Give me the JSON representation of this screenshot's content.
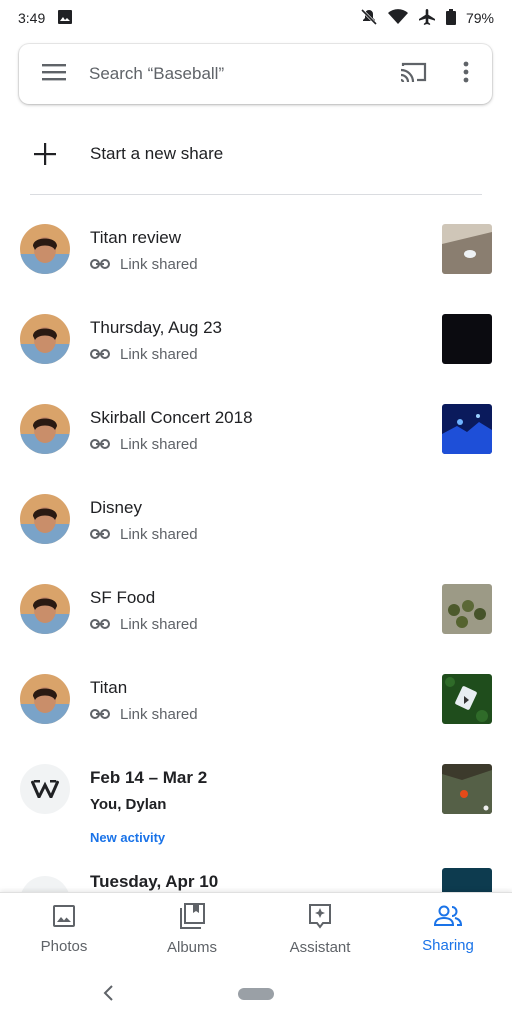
{
  "status": {
    "time": "3:49",
    "battery": "79%"
  },
  "search": {
    "placeholder": "Search “Baseball”"
  },
  "new_share": {
    "label": "Start a new share"
  },
  "shares": [
    {
      "title": "Titan review",
      "subtitle": "Link shared"
    },
    {
      "title": "Thursday, Aug 23",
      "subtitle": "Link shared"
    },
    {
      "title": "Skirball Concert 2018",
      "subtitle": "Link shared"
    },
    {
      "title": "Disney",
      "subtitle": "Link shared"
    },
    {
      "title": "SF Food",
      "subtitle": "Link shared"
    },
    {
      "title": "Titan",
      "subtitle": "Link shared"
    },
    {
      "title": "Feb 14 – Mar 2",
      "subtitle": "You, Dylan",
      "activity": "New activity"
    },
    {
      "title": "Tuesday, Apr 10"
    }
  ],
  "nav": {
    "photos": "Photos",
    "albums": "Albums",
    "assistant": "Assistant",
    "sharing": "Sharing",
    "active": "sharing",
    "active_color": "#1a73e8"
  },
  "icons": [
    "image-icon",
    "notifications-off-icon",
    "wifi-icon",
    "airplane-icon",
    "battery-icon",
    "menu-icon",
    "cast-icon",
    "more-vert-icon",
    "plus-icon",
    "link-icon",
    "chevron-left-icon"
  ]
}
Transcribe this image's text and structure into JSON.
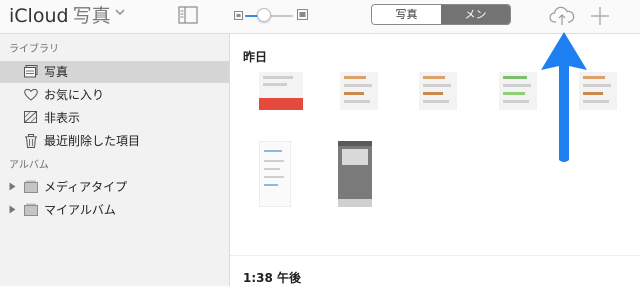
{
  "toolbar": {
    "app_name": "iCloud",
    "section_name": "写真",
    "segments": [
      {
        "label": "写真",
        "active": false
      },
      {
        "label": "メン",
        "active": true
      }
    ],
    "zoom_level": 0.35
  },
  "sidebar": {
    "library_header": "ライブラリ",
    "library_items": [
      {
        "label": "写真",
        "icon": "photos-icon",
        "selected": true
      },
      {
        "label": "お気に入り",
        "icon": "heart-icon",
        "selected": false
      },
      {
        "label": "非表示",
        "icon": "hidden-icon",
        "selected": false
      },
      {
        "label": "最近削除した項目",
        "icon": "trash-icon",
        "selected": false
      }
    ],
    "albums_header": "アルバム",
    "album_items": [
      {
        "label": "メディアタイプ",
        "icon": "folder-icon"
      },
      {
        "label": "マイアルバム",
        "icon": "folder-icon"
      }
    ]
  },
  "main": {
    "section_title": "昨日",
    "time_label": "1:38 午後"
  },
  "colors": {
    "arrow": "#1e7ff0",
    "segment_active": "#737373",
    "selected_row": "#d6d6d6"
  }
}
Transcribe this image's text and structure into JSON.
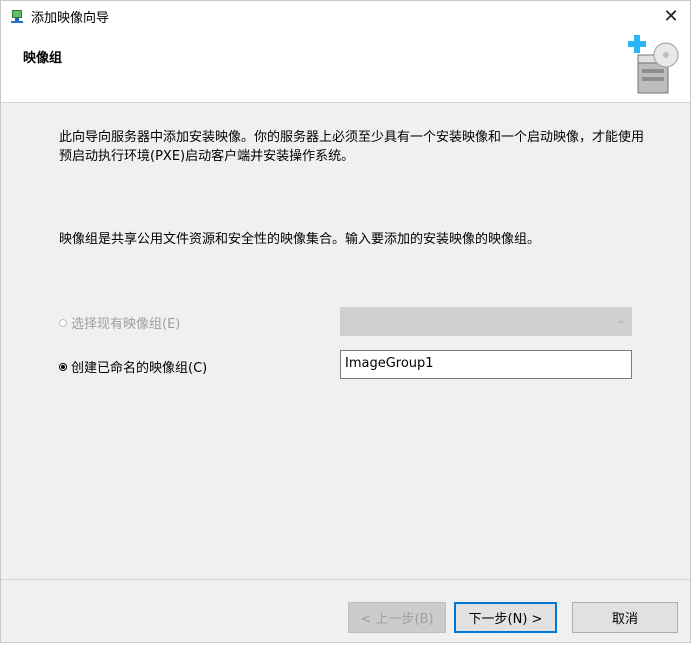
{
  "window": {
    "title": "添加映像向导",
    "close_label": "✕"
  },
  "header": {
    "title": "映像组",
    "icon": "server-add-icon"
  },
  "content": {
    "paragraph1": "此向导向服务器中添加安装映像。你的服务器上必须至少具有一个安装映像和一个启动映像，才能使用预启动执行环境(PXE)启动客户端并安装操作系统。",
    "paragraph2": "映像组是共享公用文件资源和安全性的映像集合。输入要添加的安装映像的映像组。",
    "option_existing": {
      "label": "选择现有映像组(E)",
      "selected": false,
      "enabled": false,
      "combo_value": ""
    },
    "option_create": {
      "label": "创建已命名的映像组(C)",
      "selected": true,
      "enabled": true,
      "value": "ImageGroup1"
    }
  },
  "footer": {
    "back_label": "< 上一步(B)",
    "next_label": "下一步(N) >",
    "cancel_label": "取消"
  },
  "colors": {
    "accent": "#0078d7",
    "dialog_bg": "#f0f0f0",
    "disabled_text": "#a0a0a0"
  }
}
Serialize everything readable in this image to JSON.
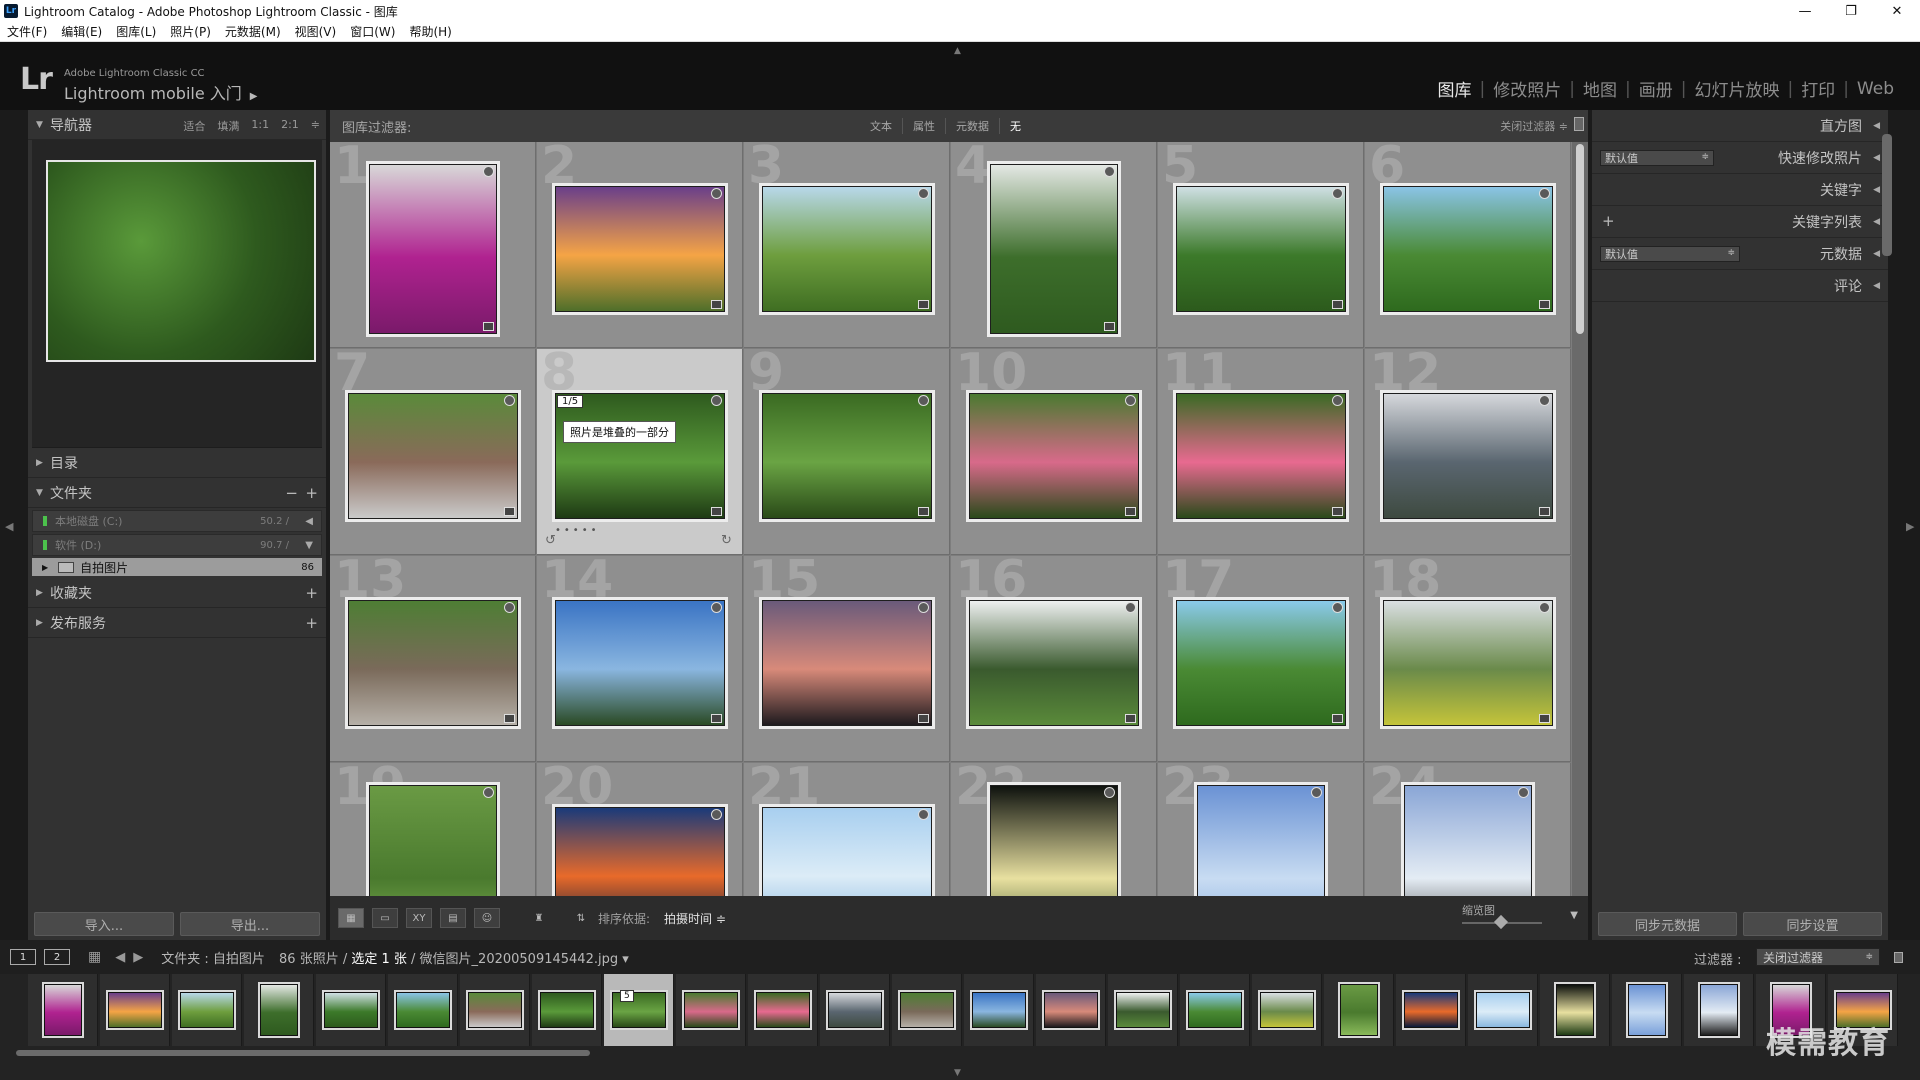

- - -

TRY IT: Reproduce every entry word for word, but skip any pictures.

RESULT OF THE TASK:
Give me the JSON representation of this screenshot's content.
{
  "status": {
    "time": "3:49",
    "battery": "79%"
  },
  "search": {
    "placeholder": "Search “Baseball”"
  },
  "new_share": {
    "label": "Start a new share"
  },
  "shares": [
    {
      "title": "Titan review",
      "subtitle": "Link shared"
    },
    {
      "title": "Thursday, Aug 23",
      "subtitle": "Link shared"
    },
    {
      "title": "Skirball Concert 2018",
      "subtitle": "Link shared"
    },
    {
      "title": "Disney",
      "subtitle": "Link shared"
    },
    {
      "title": "SF Food",
      "subtitle": "Link shared"
    },
    {
      "title": "Titan",
      "subtitle": "Link shared"
    },
    {
      "title": "Feb 14 – Mar 2",
      "subtitle": "You, Dylan",
      "activity": "New activity"
    },
    {
      "title": "Tuesday, Apr 10"
    }
  ],
  "nav": {
    "photos": "Photos",
    "albums": "Albums",
    "assistant": "Assistant",
    "sharing": "Sharing",
    "active": "sharing",
    "active_color": "#1a73e8"
  },
  "icons": [
    "image-icon",
    "notifications-off-icon",
    "wifi-icon",
    "airplane-icon",
    "battery-icon",
    "menu-icon",
    "cast-icon",
    "more-vert-icon",
    "plus-icon",
    "link-icon",
    "chevron-left-icon"
  ]
}
Transcribe this image's text and structure into JSON.
{
  "toolbar": {
    "app_name": "iCloud",
    "section_name": "写真",
    "segments": [
      {
        "label": "写真",
        "active": false
      },
      {
        "label": "メン",
        "active": true
      }
    ],
    "zoom_level": 0.35
  },
  "sidebar": {
    "library_header": "ライブラリ",
    "library_items": [
      {
        "label": "写真",
        "icon": "photos-icon",
        "selected": true
      },
      {
        "label": "お気に入り",
        "icon": "heart-icon",
        "selected": false
      },
      {
        "label": "非表示",
        "icon": "hidden-icon",
        "selected": false
      },
      {
        "label": "最近削除した項目",
        "icon": "trash-icon",
        "selected": false
      }
    ],
    "albums_header": "アルバム",
    "album_items": [
      {
        "label": "メディアタイプ",
        "icon": "folder-icon"
      },
      {
        "label": "マイアルバム",
        "icon": "folder-icon"
      }
    ]
  },
  "main": {
    "section_title": "昨日",
    "time_label": "1:38 午後"
  },
  "colors": {
    "arrow": "#1e7ff0",
    "segment_active": "#737373",
    "selected_row": "#d6d6d6"
  }
}
Transcribe this image's text and structure into JSON.
{
  "window": {
    "title": "添加映像向导",
    "close_label": "✕"
  },
  "header": {
    "title": "映像组",
    "icon": "server-add-icon"
  },
  "content": {
    "paragraph1": "此向导向服务器中添加安装映像。你的服务器上必须至少具有一个安装映像和一个启动映像，才能使用预启动执行环境(PXE)启动客户端并安装操作系统。",
    "paragraph2": "映像组是共享公用文件资源和安全性的映像集合。输入要添加的安装映像的映像组。",
    "option_existing": {
      "label": "选择现有映像组(E)",
      "selected": false,
      "enabled": false,
      "combo_value": ""
    },
    "option_create": {
      "label": "创建已命名的映像组(C)",
      "selected": true,
      "enabled": true,
      "value": "ImageGroup1"
    }
  },
  "footer": {
    "back_label": "< 上一步(B)",
    "next_label": "下一步(N) >",
    "cancel_label": "取消"
  },
  "colors": {
    "accent": "#0078d7",
    "dialog_bg": "#f0f0f0",
    "disabled_text": "#a0a0a0"
  }
}
Serialize everything readable in this image to JSON.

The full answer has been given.